**Available data:**

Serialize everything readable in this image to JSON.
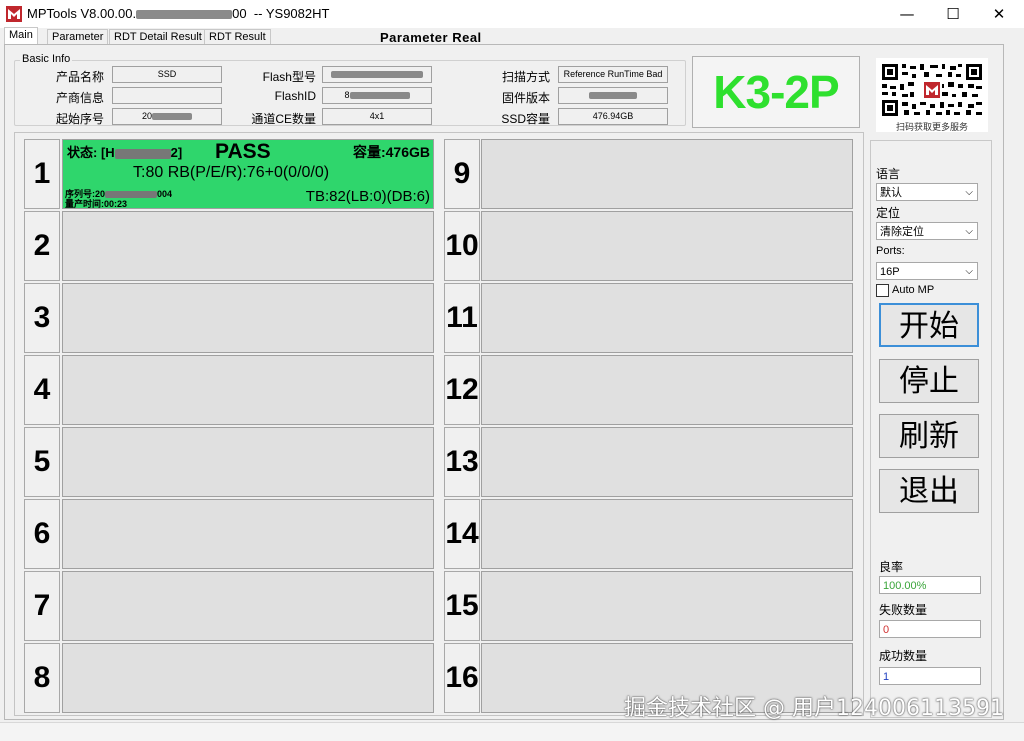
{
  "window": {
    "title_prefix": "MPTools V8.00.00.",
    "title_mid": "00",
    "title_suffix": "-- YS9082HT",
    "minimize": "—",
    "maximize": "☐",
    "close": "✕"
  },
  "tabs": [
    {
      "label": "Main",
      "active": true
    },
    {
      "label": "Parameter",
      "active": false
    },
    {
      "label": "RDT Detail Result",
      "active": false
    },
    {
      "label": "RDT Result",
      "active": false
    }
  ],
  "header_text": "Parameter  Real",
  "basic_info": {
    "title": "Basic Info",
    "product_name_label": "产品名称",
    "product_name_value": "SSD",
    "vendor_label": "产商信息",
    "vendor_value": "",
    "start_serial_label": "起始序号",
    "start_serial_value": "20",
    "flash_type_label": "Flash型号",
    "flash_type_value": "",
    "flash_id_label": "FlashID",
    "flash_id_value": "8",
    "ce_count_label": "通道CE数量",
    "ce_count_value": "4x1",
    "scan_mode_label": "扫描方式",
    "scan_mode_value": "Reference RunTime Bad",
    "firmware_label": "固件版本",
    "firmware_value": "",
    "ssd_capacity_label": "SSD容量",
    "ssd_capacity_value": "476.94GB"
  },
  "model_badge": "K3-2P",
  "qr_caption": "扫码获取更多服务",
  "slots": [
    {
      "num": "1",
      "status": "pass",
      "status_label": "状态: [H",
      "status_end": "2]",
      "result": "PASS",
      "capacity": "容量:476GB",
      "temp_line": "T:80 RB(P/E/R):76+0(0/0/0)",
      "serial": "序列号:20",
      "serial_end": "004",
      "time": "量产时间:00:23",
      "tb_line": "TB:82(LB:0)(DB:6)"
    },
    {
      "num": "2"
    },
    {
      "num": "3"
    },
    {
      "num": "4"
    },
    {
      "num": "5"
    },
    {
      "num": "6"
    },
    {
      "num": "7"
    },
    {
      "num": "8"
    },
    {
      "num": "9"
    },
    {
      "num": "10"
    },
    {
      "num": "11"
    },
    {
      "num": "12"
    },
    {
      "num": "13"
    },
    {
      "num": "14"
    },
    {
      "num": "15"
    },
    {
      "num": "16"
    }
  ],
  "side": {
    "language_label": "语言",
    "language_value": "默认",
    "locate_label": "定位",
    "locate_value": "清除定位",
    "ports_label": "Ports:",
    "ports_value": "16P",
    "auto_mp_label": "Auto MP",
    "auto_mp_checked": false,
    "start_btn": "开始",
    "stop_btn": "停止",
    "refresh_btn": "刷新",
    "exit_btn": "退出",
    "yield_label": "良率",
    "yield_value": "100.00%",
    "fail_label": "失败数量",
    "fail_value": "0",
    "success_label": "成功数量",
    "success_value": "1"
  },
  "colors": {
    "pass_green": "#2fd66c",
    "badge_green": "#2ee02e",
    "yield_green": "#3aa53a",
    "fail_red": "#d03030",
    "success_blue": "#2040c0",
    "focus_blue": "#3c8fd8"
  },
  "watermark": "掘金技术社区 @ 用户124006113591"
}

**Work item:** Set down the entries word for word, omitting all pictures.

**Exercise answer:**
Serialize everything readable in this image to JSON.
{
  "window": {
    "title_prefix": "MPTools V8.00.00.",
    "title_mid": "00",
    "title_suffix": "-- YS9082HT",
    "minimize": "—",
    "maximize": "☐",
    "close": "✕"
  },
  "tabs": [
    {
      "label": "Main",
      "active": true
    },
    {
      "label": "Parameter",
      "active": false
    },
    {
      "label": "RDT Detail Result",
      "active": false
    },
    {
      "label": "RDT Result",
      "active": false
    }
  ],
  "header_text": "Parameter  Real",
  "basic_info": {
    "title": "Basic Info",
    "product_name_label": "产品名称",
    "product_name_value": "SSD",
    "vendor_label": "产商信息",
    "vendor_value": "",
    "start_serial_label": "起始序号",
    "start_serial_value": "20",
    "flash_type_label": "Flash型号",
    "flash_type_value": "",
    "flash_id_label": "FlashID",
    "flash_id_value": "8",
    "ce_count_label": "通道CE数量",
    "ce_count_value": "4x1",
    "scan_mode_label": "扫描方式",
    "scan_mode_value": "Reference RunTime Bad",
    "firmware_label": "固件版本",
    "firmware_value": "",
    "ssd_capacity_label": "SSD容量",
    "ssd_capacity_value": "476.94GB"
  },
  "model_badge": "K3-2P",
  "qr_caption": "扫码获取更多服务",
  "slots": [
    {
      "num": "1",
      "status": "pass",
      "status_label": "状态: [H",
      "status_end": "2]",
      "result": "PASS",
      "capacity": "容量:476GB",
      "temp_line": "T:80 RB(P/E/R):76+0(0/0/0)",
      "serial": "序列号:20",
      "serial_end": "004",
      "time": "量产时间:00:23",
      "tb_line": "TB:82(LB:0)(DB:6)"
    },
    {
      "num": "2"
    },
    {
      "num": "3"
    },
    {
      "num": "4"
    },
    {
      "num": "5"
    },
    {
      "num": "6"
    },
    {
      "num": "7"
    },
    {
      "num": "8"
    },
    {
      "num": "9"
    },
    {
      "num": "10"
    },
    {
      "num": "11"
    },
    {
      "num": "12"
    },
    {
      "num": "13"
    },
    {
      "num": "14"
    },
    {
      "num": "15"
    },
    {
      "num": "16"
    }
  ],
  "side": {
    "language_label": "语言",
    "language_value": "默认",
    "locate_label": "定位",
    "locate_value": "清除定位",
    "ports_label": "Ports:",
    "ports_value": "16P",
    "auto_mp_label": "Auto MP",
    "auto_mp_checked": false,
    "start_btn": "开始",
    "stop_btn": "停止",
    "refresh_btn": "刷新",
    "exit_btn": "退出",
    "yield_label": "良率",
    "yield_value": "100.00%",
    "fail_label": "失败数量",
    "fail_value": "0",
    "success_label": "成功数量",
    "success_value": "1"
  },
  "colors": {
    "pass_green": "#2fd66c",
    "badge_green": "#2ee02e",
    "yield_green": "#3aa53a",
    "fail_red": "#d03030",
    "success_blue": "#2040c0",
    "focus_blue": "#3c8fd8"
  },
  "watermark": "掘金技术社区 @ 用户124006113591"
}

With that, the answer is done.